The funding gap also threatens Australian corporations looking to refinance maturing debt, in many cases under the same syndicated loans that foreign banks are looking to exit. Current estimates place the potential refinancing gap created by the foreign bank retreat at a minimum of $34 billion.
Changing of the guard
The picture, however, is not simply one of foreign banks beating a retreat.
Reserve Bank figures also show that, while the share of business lending by many European banks has fallen by about 4 per cent since early 2009 and about 8 per cent from pre-GFC levels, Asian banks have increased their share of that market by about 2 per cent during the same period. It is suggested that this growth reflects not just an increasing appetite by Asian banks to expand their existing Australian operations, but also new entrants arriving from China and other countries in the region. Of the seven new foreign bank licences granted since 2010, four have gone to Asian banks. The impact from this can be seen in the syndicated loan market, where Asian banks have increased their share of the outstanding value of loans to nearly 20 per cent.
Not all non-Asian foreign banks are giving up on Australia just yet. Two of the first to be granted licences back in 1985 have recently announced they would maintain or expand their operations. Last December, Lloyds Banking Group underscored its commitment by injecting $1.4 billion of equity into Lloyds International. More recently, at the end of March, the chief executive of Citibank’s Australian operations announced that it had no intention of pulling out of the local market and that the retail arm planned to hire staff and increase its assets and coverage.
Along with the increased presence of Asian banks and the continued commitment of some old hands, the funding gap may also be mitigated by the interest being shown in Australia by sovereign wealth funds.
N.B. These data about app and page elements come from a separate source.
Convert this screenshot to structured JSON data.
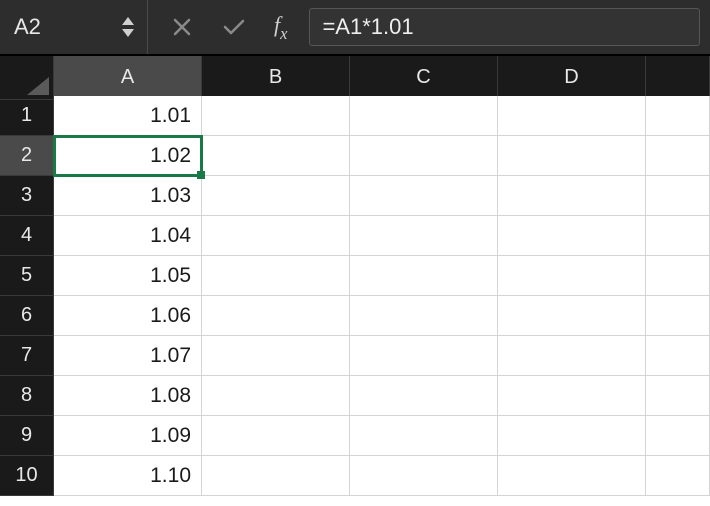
{
  "nameBox": "A2",
  "formula": "=A1*1.01",
  "columns": [
    "A",
    "B",
    "C",
    "D",
    ""
  ],
  "activeColumn": "A",
  "activeRow": 2,
  "rows": [
    {
      "n": 1,
      "cells": [
        "1.01",
        "",
        "",
        "",
        ""
      ]
    },
    {
      "n": 2,
      "cells": [
        "1.02",
        "",
        "",
        "",
        ""
      ]
    },
    {
      "n": 3,
      "cells": [
        "1.03",
        "",
        "",
        "",
        ""
      ]
    },
    {
      "n": 4,
      "cells": [
        "1.04",
        "",
        "",
        "",
        ""
      ]
    },
    {
      "n": 5,
      "cells": [
        "1.05",
        "",
        "",
        "",
        ""
      ]
    },
    {
      "n": 6,
      "cells": [
        "1.06",
        "",
        "",
        "",
        ""
      ]
    },
    {
      "n": 7,
      "cells": [
        "1.07",
        "",
        "",
        "",
        ""
      ]
    },
    {
      "n": 8,
      "cells": [
        "1.08",
        "",
        "",
        "",
        ""
      ]
    },
    {
      "n": 9,
      "cells": [
        "1.09",
        "",
        "",
        "",
        ""
      ]
    },
    {
      "n": 10,
      "cells": [
        "1.10",
        "",
        "",
        "",
        ""
      ]
    }
  ],
  "selectedCell": {
    "row": 2,
    "col": 0
  }
}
One example is the recent $3 billion financing of Queensland’s Wiggins Island Coal Export Terminal. Four overseas wealth funds participated in that transaction to the tune of $780 million − the same amount as the Australian bank lenders.
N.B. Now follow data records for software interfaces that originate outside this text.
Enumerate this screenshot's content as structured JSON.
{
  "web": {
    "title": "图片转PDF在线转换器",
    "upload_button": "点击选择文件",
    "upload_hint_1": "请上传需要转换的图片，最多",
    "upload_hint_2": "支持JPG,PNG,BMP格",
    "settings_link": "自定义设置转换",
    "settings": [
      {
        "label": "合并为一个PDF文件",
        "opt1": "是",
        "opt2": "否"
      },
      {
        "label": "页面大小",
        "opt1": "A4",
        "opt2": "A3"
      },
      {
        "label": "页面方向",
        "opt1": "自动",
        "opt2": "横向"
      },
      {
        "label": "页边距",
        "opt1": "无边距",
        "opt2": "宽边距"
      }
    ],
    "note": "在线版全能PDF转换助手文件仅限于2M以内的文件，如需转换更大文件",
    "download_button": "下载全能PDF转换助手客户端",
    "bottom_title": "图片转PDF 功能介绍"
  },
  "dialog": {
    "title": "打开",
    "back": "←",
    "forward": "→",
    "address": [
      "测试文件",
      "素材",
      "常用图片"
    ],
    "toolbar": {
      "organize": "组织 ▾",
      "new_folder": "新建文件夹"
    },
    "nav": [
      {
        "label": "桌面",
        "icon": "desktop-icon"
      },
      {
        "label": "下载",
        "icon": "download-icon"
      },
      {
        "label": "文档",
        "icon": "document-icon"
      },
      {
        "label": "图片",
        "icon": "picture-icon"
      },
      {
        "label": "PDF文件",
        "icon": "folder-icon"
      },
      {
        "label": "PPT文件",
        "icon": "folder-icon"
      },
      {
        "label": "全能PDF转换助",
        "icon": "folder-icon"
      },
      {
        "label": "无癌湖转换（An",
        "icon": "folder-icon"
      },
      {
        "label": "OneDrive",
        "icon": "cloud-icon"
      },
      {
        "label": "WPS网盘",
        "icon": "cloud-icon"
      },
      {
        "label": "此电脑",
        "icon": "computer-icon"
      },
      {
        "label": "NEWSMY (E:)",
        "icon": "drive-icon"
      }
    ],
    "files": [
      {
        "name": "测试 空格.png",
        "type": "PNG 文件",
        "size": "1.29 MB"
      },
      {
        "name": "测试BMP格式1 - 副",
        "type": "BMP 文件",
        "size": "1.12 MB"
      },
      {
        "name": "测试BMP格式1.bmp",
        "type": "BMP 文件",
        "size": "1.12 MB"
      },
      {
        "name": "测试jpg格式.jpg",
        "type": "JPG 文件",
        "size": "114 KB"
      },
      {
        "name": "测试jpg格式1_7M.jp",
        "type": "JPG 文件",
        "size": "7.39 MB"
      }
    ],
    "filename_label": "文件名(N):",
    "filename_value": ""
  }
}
Given the threat that a debt funding gap poses to Australia’s economic health, it is to be hoped that we are seeing a changing of the guard rather than a retreat in the activities of foreign banks.